Aside from reading magazines created by people within your network, Twitter lists can also be turned into its own digital publication. Discovering new lists is possible too within BroadFeed’s directory. The directory provides Twitter lists that are sorted by various categories including startups, technology, media and entertainment.
Why it’s cool:
The stories most liked or shared by Twitter users will earn a more predominant spot within the magazine and its user interface is pretty sleek. There’s also quite a bit of tweaking to be done in the settings including the option to set a time frame for the content, ranging from 6 hours to two weeks.
Within a magazine, by sliding your finger along any article a sexy box appears over the post that includes a tweet and the user that shared the post. In the same box you can save the post for later within the app and when you’re finished with an article, like an RSS reader, you can mark the stories as “read”.
When viewing an article in full screen mode, BroadFeed allows the articles to be viewed on the site (within BroadFeed’s built-in browser) or in clean mode which mimics the look of a standard ebook. From full screen mode, users are able to see who shared the post and can share the article themselves via email, Facebook and Twitter.

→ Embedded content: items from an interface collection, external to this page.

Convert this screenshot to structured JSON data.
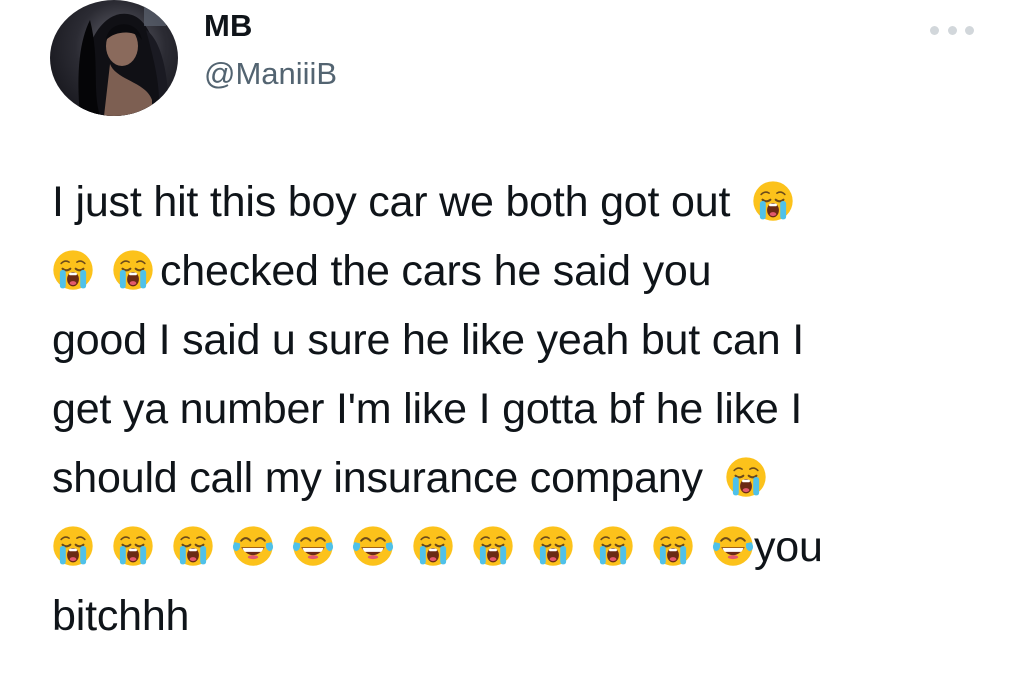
{
  "user": {
    "display_name": "MB",
    "handle": "@ManiiiB"
  },
  "more_icon": "more-horizontal-icon",
  "tweet": {
    "line1": "I just hit this boy car we both got out",
    "line2": "checked the cars he said you",
    "line3": "good I said u sure he like yeah but can I",
    "line4": "get ya number I'm like I gotta bf he like I",
    "line5": "should call my insurance company",
    "line6": "you",
    "line7": "bitchhh"
  },
  "emojis": {
    "crying": "loudly-crying-face",
    "laughing": "face-with-tears-of-joy"
  },
  "colors": {
    "text": "#0f1419",
    "secondary": "#536471",
    "emoji_face": "#fcc21b",
    "tears": "#4fc1e9"
  }
}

Another neat feature called “zeitgeist view” brings users a time machine for the top 10 trending articles of the week organized by day. And in addition to the multiple ways you have to view magazines, users can also browse through popular Twitter pics.
BroadFeed isn’t very social when it comes to interacting with people because unlike FlipBoard, it doesn’t enable users to “reply” or “follow” other Twitter users within the app. We also experienced a bit of lag. Using the app on Wi-Fi resulted in lengthy wait times while attempting to switch back and forth in full article mode (original and clean). It wasn’t the case 100% across the board but it happened enough that it’s worth noting.
The Bottom Line:
The layout of one-page magazines are clever and make it easy to browse through lots of articles without having to flip through pages. It’s a worthwhile app but it might have a hard time competing with free apps like FlipBoard that pull in multiple networks like Flickr and Facebook. All in all, creating magazines from the directory of Twitter lists is a fun way to discover new things and Organic inc., the developers of the app have done a fantastic job with the design. BroadFeed is available for the iPad for $0.99.